You cannot deliberately look to avoid care fees by gifting your property or putting a house in trust to avoid care home fees. This is known as deprivation of assets. … If you do this, your local authority will come after you, and possibly the person that was given the transfer of assets to reclaim what is owed.
Does my mother have to sell her house to pay for care?
A No, the government wouldn’t just take your mother’s share of your home to pay for care fees. If, however, your mother had to go into long-term care and she asked your local authority to arrange care for her, she would have to undergo a financial means test to establish who should pay for it.
Can nursing homes take all your money?

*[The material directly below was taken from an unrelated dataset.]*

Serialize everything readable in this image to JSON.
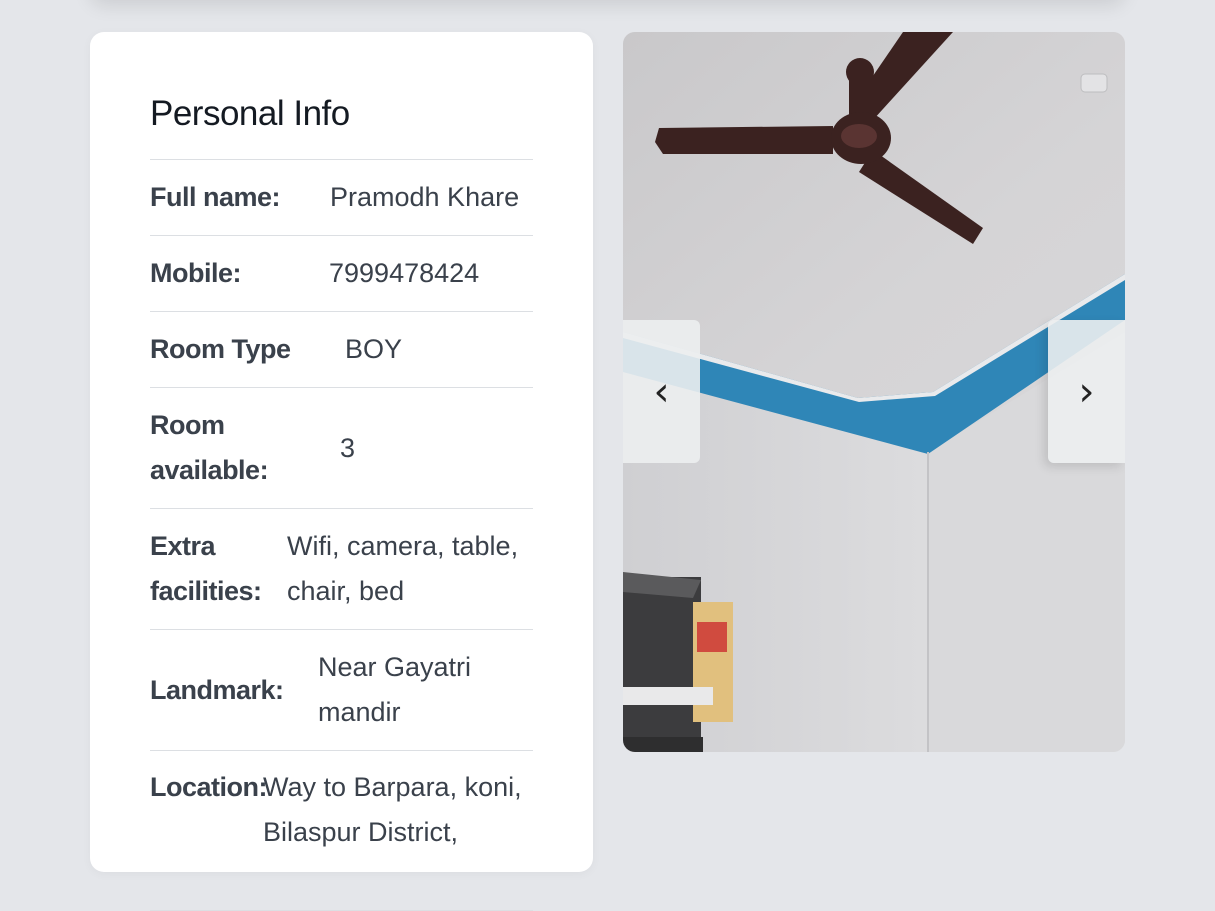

For instance, nursing homes and assisted living residences do not just “take all of your money”; people can save a large portion of their assets even after they enter a nursing home; and a person isn’t automatically ineligible for Medicaid for three years.
Does my dad have to sell his house to pay for care?
As your father has property you will need specialist advice as at present the council will pay for care home fees for 12 weeks or until the property is sold. … Your father cannot give away his home to avoid paying care home fees. This is known as ‘deprivation of assets’ and the council will investigate this.
Is there a time limit on deprivation of assets?
There is no time limit to deprivation of assets, meaning any past disposal of assets could be considered. However, the local authority must provide evidence of motive and consider if the amount made any substantial difference to the capital limit, i.e. £23,250 in England.
Can you be forced to sell your house to pay for care?
Always remember – you do not necessarily have to sell your house to pay for care! If you have a relative needing full time care, read this vital information on care fees and care funding – now. It will help you to: understand that you don’t necessarily have to sell the house.
Do I have to pay for my wife’s care?
Are you paying care fees for a spouse or for your partner? No. … If the person needing care does genuinely have to pay for their own care, then it is that person’s money and assets ONLY that should be taken into account – not their spouse’s or their partner’s money, or indeed any other family member’s money.
What kind of trust protects assets from nursing home?
A Medicaid Trust, sometimes erroneously called a Medicare Trust, is an irrevocable trust. It holds the assets of the future nursing home patient. It must be properly worded and have an a trustee, which can be your children, other relative, or an independent third party.
Can I gift my house to my children?
One may be to sell your property and gift the proceeds to your children, although you would need to bear in mind that this would still be subject to Inheritance Tax if you were to pass away within seven years of the gift. The main alternative to gifting property is to create a Life Interest Trust Will.
Can I put my house in trust to avoid care home fees?
“If you had put your property into trust before going into care, then the starting point is that it is no longer owned by you. Your home is not part of your capital and you cannot be required to use it to fund your care fees. … Your income might be enough to pay most or all of your care fees anyway.
Will I have to sell my house if my husband goes into care?
A: As long as you are living in the marital home no-one will make you sell it and the property value will not be taken into account in determining how much, if anything, your husband must contribute to his care costs. … If your husband receives a state pension or state benefits, these must be used towards his care costs.
How do I protect my assets from my husband in a nursing home?
When your spouse goes to a nursing home, you can retain some income and assets and still qualify for Medicaid. Medicaid does not require a healthy spouse to give up all of her income and property so the spouse needing care can qualify for long-term care through Medicaid.